The Francis report has quite rightly prompted reflections on the effectiveness of the safety culture in the NHS but how helpful is Jeremy Hunt’s recent comparison of the NHS and an airline?
‘In media coverage over the last few weeks, one detects an understandable yearning for risk-free healthcare’
When you get on a plane the outcome of your flight should be to arrive on time at your destination. Healthcare is a much more complex business: sometimes people will die because even the best care in the world cannot treat their conditions. People using the NHS are often elderly or vulnerable patients, many of whom are suffering with long-term conditions and co-morbidities, and some of whom require compassionate end of life care.
At the same time, leading-edge, innovative, treatments may offer managed risks alongside the possibility of a better outcome where the trade-offs involved are acceptable to both patients and clinicians.
Don Berwick’s “zero harm” message will be a useful mantra for staff, and his work provides a good opportunity to channel the momentum following the Francis report into positive change. Many of the Foundation Trust Network’s members have developed their own “zero tolerance” approaches towards infection control and other areas of avoidable harm, with demonstrable improvements.
However we also need space in the debate to define what we mean by avoidable harm, and to distinguish between zero tolerance of avoidable errors and zero tolerance of harm − because not all harm is avoidable in healthcare, nor is it solely attributable to error.
Airline failures are usually “black and white” − in the vast majority of cases, a death is a clear indication of avoidable failure due to human error, equipment malfunction or an “act of God” outside of all control.
‘NHS trusts must always do all they can to provide effective treatment, relieve pain and be vigilant against avoidable harms’
In healthcare, death can be due to a range of different variables and it is not always easy to distinguish between what may have been avoidable or unavoidable, as the endless debates over hospital mortality rate indicators and, more pointedly, the number of avoidable deaths at Mid Staffordshire, have proved.
There is something profound and important here − reading the media coverage over the last few weeks, one detects an understandable yearning for risk-free healthcare and the avoidance of death. But this seems, on occasion, to have translated into a description of hospitals as “killing grounds” where callous staff neglect patients and incompetent doctors mistreat them, resulting in thousands of unnecessary deaths, and this is then covered up by falsifying mortality statistics.
These are descriptions that those working in the NHS simply don’t recognise and they are profoundly simplistic, as well as deeply derogatory to committed staff doing a highly professional job in difficult circumstances.
NHS trusts must always do all they can to provide effective treatment, relieve pain and be vigilant against the avoidable harms which can occur, such as by improving infection control, preventing falls and protecting patients from new injuries.
‘It is time for a much more sophisticated debate about the levels of risk that we as a society are ready to tolerate’
Some trusts do need to do more to instil a pervasive safety culture throughout their organisations and to improve their approaches to clinical audit and other tools underpinning patient safety.
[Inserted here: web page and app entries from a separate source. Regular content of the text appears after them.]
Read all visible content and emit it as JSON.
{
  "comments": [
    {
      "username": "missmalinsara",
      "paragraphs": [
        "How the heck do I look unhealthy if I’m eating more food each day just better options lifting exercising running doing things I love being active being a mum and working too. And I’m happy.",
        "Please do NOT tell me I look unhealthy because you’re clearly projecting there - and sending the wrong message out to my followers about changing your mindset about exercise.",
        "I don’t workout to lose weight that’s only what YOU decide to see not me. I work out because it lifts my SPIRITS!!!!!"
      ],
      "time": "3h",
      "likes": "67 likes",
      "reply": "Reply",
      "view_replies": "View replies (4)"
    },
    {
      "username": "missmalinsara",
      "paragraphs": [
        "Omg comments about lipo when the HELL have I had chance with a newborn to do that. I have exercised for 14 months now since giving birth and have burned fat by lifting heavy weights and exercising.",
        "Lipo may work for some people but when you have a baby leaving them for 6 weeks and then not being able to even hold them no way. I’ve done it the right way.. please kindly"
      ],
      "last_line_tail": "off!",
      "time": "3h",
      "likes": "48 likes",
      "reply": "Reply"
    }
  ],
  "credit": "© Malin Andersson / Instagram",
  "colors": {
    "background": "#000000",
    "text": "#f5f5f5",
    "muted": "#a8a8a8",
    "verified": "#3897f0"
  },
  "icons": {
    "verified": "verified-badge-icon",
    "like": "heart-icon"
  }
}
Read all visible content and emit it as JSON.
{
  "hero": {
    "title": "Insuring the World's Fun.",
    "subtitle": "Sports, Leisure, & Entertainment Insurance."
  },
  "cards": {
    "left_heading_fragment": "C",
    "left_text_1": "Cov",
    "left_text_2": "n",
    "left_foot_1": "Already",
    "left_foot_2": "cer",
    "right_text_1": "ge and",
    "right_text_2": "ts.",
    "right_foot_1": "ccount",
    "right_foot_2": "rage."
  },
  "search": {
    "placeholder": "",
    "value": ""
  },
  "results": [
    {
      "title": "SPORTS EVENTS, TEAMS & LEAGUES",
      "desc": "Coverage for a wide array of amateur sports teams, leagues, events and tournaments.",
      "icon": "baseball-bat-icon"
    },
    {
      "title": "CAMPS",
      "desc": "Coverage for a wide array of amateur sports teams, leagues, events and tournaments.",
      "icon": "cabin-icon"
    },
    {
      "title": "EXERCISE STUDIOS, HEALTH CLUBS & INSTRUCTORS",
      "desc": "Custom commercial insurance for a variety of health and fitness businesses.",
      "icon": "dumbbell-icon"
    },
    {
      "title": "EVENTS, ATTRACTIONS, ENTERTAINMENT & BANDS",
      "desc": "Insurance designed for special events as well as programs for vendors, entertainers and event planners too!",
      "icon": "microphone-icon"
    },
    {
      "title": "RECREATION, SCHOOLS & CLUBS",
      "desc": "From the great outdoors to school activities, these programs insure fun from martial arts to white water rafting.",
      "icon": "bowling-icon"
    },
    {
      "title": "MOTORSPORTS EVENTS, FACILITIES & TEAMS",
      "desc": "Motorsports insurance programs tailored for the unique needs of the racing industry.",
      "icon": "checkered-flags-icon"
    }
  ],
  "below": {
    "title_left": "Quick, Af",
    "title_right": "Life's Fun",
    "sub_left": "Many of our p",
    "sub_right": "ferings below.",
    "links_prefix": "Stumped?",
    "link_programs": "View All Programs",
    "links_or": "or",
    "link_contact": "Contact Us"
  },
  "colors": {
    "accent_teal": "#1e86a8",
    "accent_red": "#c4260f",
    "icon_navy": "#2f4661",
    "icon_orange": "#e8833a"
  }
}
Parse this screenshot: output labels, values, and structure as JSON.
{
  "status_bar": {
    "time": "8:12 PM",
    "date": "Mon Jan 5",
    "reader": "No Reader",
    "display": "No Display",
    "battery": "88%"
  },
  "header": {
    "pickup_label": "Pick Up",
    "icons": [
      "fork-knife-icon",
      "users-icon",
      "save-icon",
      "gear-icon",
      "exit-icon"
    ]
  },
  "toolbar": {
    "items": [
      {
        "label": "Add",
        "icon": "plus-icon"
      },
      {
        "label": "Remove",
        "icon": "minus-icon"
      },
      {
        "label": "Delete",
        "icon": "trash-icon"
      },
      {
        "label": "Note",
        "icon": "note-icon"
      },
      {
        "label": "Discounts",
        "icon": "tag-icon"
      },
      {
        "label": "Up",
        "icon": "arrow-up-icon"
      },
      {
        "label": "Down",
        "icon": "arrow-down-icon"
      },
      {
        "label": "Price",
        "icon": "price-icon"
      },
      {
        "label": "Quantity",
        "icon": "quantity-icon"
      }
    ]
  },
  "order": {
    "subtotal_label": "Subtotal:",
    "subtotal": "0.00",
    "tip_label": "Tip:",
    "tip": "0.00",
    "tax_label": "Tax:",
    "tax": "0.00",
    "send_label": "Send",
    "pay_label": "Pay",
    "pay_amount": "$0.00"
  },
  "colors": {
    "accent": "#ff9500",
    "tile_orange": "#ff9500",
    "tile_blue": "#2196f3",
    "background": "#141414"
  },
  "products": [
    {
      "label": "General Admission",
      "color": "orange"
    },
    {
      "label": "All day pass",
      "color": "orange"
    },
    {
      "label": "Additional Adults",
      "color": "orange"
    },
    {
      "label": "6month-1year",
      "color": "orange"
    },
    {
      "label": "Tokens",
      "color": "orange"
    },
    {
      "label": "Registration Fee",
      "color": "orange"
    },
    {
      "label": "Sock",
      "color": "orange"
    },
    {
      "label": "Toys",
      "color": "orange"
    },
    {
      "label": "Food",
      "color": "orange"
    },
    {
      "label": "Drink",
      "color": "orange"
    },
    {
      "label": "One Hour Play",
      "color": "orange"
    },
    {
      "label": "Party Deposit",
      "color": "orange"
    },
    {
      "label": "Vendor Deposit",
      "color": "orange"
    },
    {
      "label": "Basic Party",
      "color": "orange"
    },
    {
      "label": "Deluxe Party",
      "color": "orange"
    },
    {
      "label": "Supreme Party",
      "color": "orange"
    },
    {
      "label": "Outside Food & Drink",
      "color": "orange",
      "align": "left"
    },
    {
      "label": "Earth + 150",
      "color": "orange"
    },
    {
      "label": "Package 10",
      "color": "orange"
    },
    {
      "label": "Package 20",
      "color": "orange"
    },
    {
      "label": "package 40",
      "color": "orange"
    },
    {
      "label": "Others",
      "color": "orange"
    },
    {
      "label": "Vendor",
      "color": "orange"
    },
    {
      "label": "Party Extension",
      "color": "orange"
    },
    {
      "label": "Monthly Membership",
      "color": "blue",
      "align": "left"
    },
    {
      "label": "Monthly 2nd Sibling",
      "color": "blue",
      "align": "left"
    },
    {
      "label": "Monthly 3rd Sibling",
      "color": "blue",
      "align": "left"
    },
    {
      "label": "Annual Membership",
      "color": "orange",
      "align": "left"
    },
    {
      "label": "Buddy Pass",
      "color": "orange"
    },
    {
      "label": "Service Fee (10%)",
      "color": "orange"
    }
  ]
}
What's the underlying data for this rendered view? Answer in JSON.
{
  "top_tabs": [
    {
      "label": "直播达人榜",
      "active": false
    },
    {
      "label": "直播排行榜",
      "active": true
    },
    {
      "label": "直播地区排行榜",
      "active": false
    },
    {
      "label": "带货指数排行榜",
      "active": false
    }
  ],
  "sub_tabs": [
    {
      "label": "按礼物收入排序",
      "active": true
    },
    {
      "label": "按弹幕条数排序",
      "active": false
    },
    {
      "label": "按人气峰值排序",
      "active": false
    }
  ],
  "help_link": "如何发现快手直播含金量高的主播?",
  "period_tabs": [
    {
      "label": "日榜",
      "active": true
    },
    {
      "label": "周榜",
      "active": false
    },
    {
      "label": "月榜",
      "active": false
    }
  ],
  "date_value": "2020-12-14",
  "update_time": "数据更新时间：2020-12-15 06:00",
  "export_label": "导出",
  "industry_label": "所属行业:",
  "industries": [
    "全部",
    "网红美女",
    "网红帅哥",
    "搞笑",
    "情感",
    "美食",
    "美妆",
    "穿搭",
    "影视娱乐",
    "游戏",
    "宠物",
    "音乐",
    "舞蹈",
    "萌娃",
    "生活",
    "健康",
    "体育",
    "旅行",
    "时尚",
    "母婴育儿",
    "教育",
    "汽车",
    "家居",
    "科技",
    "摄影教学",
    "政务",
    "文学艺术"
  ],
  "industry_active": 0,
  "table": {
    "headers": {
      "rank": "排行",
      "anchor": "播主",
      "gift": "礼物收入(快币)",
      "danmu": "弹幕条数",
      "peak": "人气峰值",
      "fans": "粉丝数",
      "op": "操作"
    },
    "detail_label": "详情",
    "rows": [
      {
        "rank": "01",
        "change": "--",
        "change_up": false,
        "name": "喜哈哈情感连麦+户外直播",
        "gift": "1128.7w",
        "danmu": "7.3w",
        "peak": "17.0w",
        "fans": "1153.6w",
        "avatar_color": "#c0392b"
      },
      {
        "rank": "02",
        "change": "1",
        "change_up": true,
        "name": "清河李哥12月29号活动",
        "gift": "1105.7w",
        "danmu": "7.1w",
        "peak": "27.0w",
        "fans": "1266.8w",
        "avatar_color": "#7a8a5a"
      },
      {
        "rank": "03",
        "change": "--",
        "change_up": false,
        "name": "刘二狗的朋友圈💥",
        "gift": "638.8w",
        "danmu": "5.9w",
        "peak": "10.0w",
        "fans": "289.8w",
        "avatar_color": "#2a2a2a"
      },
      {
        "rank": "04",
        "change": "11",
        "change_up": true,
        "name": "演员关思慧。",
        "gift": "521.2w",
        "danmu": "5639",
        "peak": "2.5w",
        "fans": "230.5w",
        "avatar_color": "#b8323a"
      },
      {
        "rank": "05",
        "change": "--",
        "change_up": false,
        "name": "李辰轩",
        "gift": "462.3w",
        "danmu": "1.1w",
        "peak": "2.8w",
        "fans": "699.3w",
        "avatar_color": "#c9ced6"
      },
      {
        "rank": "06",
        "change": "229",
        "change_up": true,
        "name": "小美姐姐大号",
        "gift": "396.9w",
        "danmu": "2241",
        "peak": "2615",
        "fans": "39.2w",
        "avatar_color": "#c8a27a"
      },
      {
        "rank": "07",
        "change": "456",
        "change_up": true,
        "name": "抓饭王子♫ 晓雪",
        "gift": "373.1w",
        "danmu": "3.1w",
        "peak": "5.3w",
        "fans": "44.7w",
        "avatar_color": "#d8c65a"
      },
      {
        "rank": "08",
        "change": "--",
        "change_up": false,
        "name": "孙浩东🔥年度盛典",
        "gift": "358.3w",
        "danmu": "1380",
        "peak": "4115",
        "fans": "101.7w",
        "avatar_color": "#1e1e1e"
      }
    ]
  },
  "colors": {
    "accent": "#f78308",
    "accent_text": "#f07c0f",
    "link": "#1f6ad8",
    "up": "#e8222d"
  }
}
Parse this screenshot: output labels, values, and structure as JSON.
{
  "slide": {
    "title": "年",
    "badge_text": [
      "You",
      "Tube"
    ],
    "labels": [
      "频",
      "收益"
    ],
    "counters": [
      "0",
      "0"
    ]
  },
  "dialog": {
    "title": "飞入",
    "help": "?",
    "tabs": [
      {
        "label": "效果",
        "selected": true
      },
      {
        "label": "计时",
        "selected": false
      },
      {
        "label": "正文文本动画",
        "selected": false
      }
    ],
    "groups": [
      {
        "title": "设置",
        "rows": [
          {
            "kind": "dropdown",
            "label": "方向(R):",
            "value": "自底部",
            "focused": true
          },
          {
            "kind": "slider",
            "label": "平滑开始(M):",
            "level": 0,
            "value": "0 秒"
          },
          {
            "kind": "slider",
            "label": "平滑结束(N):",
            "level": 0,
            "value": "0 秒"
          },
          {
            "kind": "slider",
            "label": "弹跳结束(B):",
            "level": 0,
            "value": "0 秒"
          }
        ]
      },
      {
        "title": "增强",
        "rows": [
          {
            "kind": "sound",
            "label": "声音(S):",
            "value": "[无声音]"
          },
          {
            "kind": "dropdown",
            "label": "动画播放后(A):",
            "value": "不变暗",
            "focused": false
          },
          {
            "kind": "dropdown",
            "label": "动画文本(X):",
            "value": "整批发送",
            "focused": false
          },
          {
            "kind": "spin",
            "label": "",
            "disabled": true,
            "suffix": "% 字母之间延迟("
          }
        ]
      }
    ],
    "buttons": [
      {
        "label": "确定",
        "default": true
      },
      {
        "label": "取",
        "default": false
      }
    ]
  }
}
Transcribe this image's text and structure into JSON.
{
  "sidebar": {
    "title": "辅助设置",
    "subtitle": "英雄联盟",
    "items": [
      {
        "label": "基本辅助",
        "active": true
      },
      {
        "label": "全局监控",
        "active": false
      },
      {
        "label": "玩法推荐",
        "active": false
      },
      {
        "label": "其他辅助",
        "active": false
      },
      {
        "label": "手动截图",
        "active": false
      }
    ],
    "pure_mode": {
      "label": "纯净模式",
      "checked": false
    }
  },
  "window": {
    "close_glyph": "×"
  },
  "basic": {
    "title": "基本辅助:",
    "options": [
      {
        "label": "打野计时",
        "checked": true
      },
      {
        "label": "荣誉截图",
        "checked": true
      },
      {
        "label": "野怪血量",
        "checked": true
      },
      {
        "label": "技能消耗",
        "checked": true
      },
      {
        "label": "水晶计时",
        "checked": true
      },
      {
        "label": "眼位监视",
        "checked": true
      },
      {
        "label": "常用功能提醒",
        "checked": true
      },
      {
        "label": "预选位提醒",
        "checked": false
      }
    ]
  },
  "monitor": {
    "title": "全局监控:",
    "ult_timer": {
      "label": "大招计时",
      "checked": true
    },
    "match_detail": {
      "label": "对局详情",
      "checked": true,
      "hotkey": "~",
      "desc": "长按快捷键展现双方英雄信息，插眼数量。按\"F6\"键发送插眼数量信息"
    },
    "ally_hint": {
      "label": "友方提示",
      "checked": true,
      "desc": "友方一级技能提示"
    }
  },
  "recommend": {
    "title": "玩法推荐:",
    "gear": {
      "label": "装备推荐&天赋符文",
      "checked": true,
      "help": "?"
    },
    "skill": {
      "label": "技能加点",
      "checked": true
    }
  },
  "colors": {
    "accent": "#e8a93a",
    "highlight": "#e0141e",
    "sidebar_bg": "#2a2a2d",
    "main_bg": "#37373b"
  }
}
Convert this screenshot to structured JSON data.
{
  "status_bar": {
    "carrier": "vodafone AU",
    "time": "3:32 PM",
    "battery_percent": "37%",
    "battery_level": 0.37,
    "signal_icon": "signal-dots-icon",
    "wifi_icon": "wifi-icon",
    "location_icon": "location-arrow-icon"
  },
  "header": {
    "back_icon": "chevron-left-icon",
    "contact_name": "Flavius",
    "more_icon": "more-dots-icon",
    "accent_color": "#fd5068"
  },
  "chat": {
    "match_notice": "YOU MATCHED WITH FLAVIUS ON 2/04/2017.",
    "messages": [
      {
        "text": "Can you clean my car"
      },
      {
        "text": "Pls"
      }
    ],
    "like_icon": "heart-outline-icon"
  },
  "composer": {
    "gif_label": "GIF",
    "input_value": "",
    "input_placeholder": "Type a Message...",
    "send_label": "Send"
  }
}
However, in setting our ambitions for the safety culture in the NHS, it is crucial that we remember the complexity of factors contributing to harm and mortality in healthcare.
In clarifying guidance on use of the NHS safety thermometer last year, Sir Bruce Keogh and Jane Cummings made this point explicitly by advising organisations to analyse their case mix because it has a direct impact on harm rates. They pointed out that harm rates will be higher among a higher proportion of elderly patients who are more “biologically susceptible to harm”. They state clearly that “not all harm is avoidable” and that further local investigation will be needed to attribute the cause of any harm, to analyse whether that harm was avoidable and to learn from it.
Of course, NHS trusts have much to learn from other safety critical industries, be they air travel, construction or nuclear power. Safety critical industries all need to identify and manage risk, take an informed decision about risk appetite, and create a culture in which everyone understands and acts to mitigate unnecessary risk and avoid error at all times. However, the secretary of state’s equation of a hospital death with a death in an airline crash stretches the analogy beyond breaking point for me.
We need a culture in which staff feel empowered to act to mitigate risk, eliminate error and prevent avoidable harm without fear of recrimination and blame. It is time for a much more sophisticated debate about the levels of risk that we as a society are ready to tolerate in relation to healthcare – a debate that moves beyond simple comparisons between healthcare and airlines.